If that had been the only thing worth mentioning in this movie, it would have been a total washout.  The scenes with the evil queen were to be expected, but I was not prepared for the breathtaking imagination that brings the haunted forest to life.  It is gloomy and dark and overgrown and filled with perilous magical creatures that reach out to swallow travelers whole.  The special effects turn to the forest into not just a place, but a living, breathing entity unto itself.  All around are branches the reach out, creatures that writhe around and a merciless troll that resides (not surprisingly) under a bridge.  There is a powerful moment when the troll attacks the duo and Snow White brings him down simply by staring into his eyes.  This moment surprised me because, in lesser hands, it would have come down to just a standard fight to the death.

Along the way (and this I didn’t expect), Snow White and The Huntsman are aided by eight dwarfs, not seven.  They are not identified by the peculiarities but are recognizable as played by several great British actors: Ian McShane, Bob Hoskins, Ray Winstone, Toby Jones, Eddie Marsan.  All of whom have been brought down to size through special effects which can’t make the Little People of America organization very happy for putting several diminutive potential actors out of work.  The effect none-the-less is impressive as we feel that we really are watching little people rather than just a special effect.

The dwarfs lead Snow White and The Huntsman to the safety of a glen that is pure magic.  It is green, and lush and populated by wondrous creatures of every size and shape and looked after by thousands of fairies.  A close-up of the fairies reveals that they are not just actors shrunk down to the size of fingernail clippers, but have lovely faces that seem almost insect-like – they seem organic and not just like tossed-off special effects.  The forest is ruled over by a magnificent creature, an enormous white stag with giant antlers that seem less like an appendage and more like a work of art.  That provides the single best moment in the movie as Snow White is allowed a rare approach to the feet of the magnificent beast.

As I said before, the story is thin. The relief is that first-time director Rupert Sanders knows how to handle it.  He takes the material seriously and doesn’t pad it with in-jokes and silly asides.  He paces the movie beautifully in order to give us time to get involved in what is going on.  He allows moments to linger long enough that we can get a feel for the locations especially in the forest and in the glen. He allows Revenna’s machinations to sink into our minds so that we understand, at all times, what is at stake.  Charlize Theron’s performance here nicely over-the-top, giving us a character whose power and obsession lead her to turn the kingdom to ruin.
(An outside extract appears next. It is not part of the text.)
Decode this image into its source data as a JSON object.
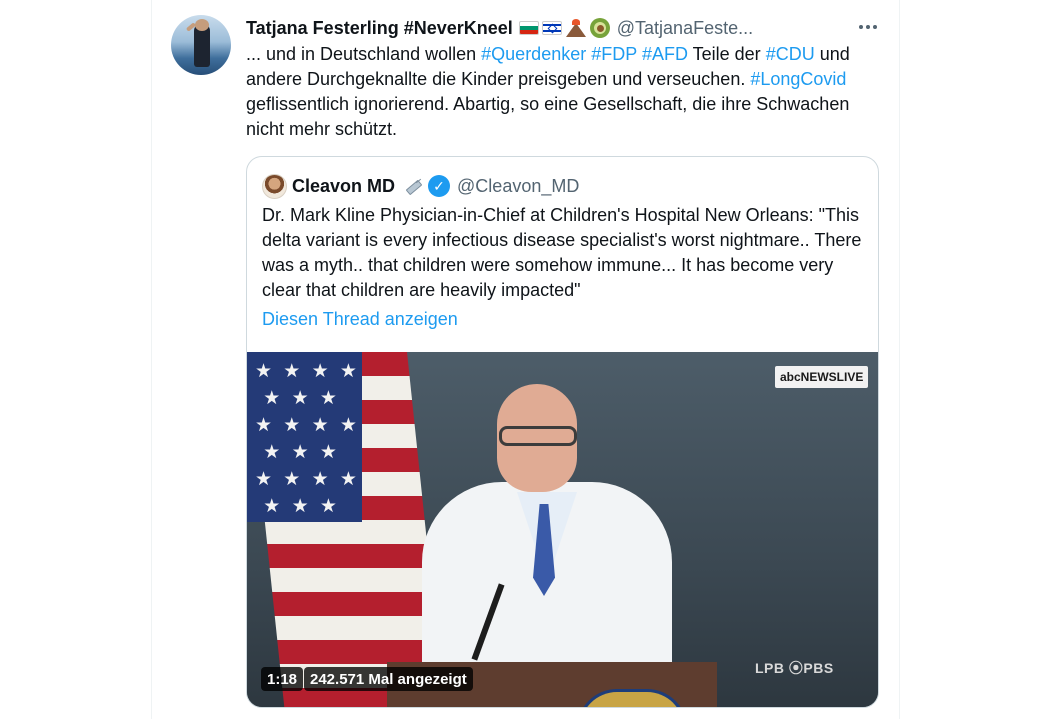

Sanders is not as sharp, however, with the presentation of Snow White.  Kristin Stewart’s performance is the polar opposite of Theron.  Whereas Theron is exuberant and powerful, Stewart underplays the role of Snow White to the degree that she almost seems half asleep.  I would go so far as to say that I think she is miscast.  I could imagine someone else who might have brought more life to the character, someone like Anne Hathaway, Natalie Portman, Jennifer Lawrence, Rooney Mara or Ellen Page.  Stewart is not one of my favorite actors. She always seems, I don’t know, disinterested in what is going on.

Still, I think that Snow White and the Huntsman is a movie that rises above its flaws.  It is better than it could have been but it doesn’t tip over into greatness.  There may have been no way that it could have avoided coming down to a tired old storm-the-castle showdown, but it might have been nice if the screenplay could have used the same imagination in its third act that was put into that haunted forest.  THAT would have been a great film.

About the Author:

Jerry Roberts is a film critic and operator of two websites, Armchair Cinema and Armchair Oscars.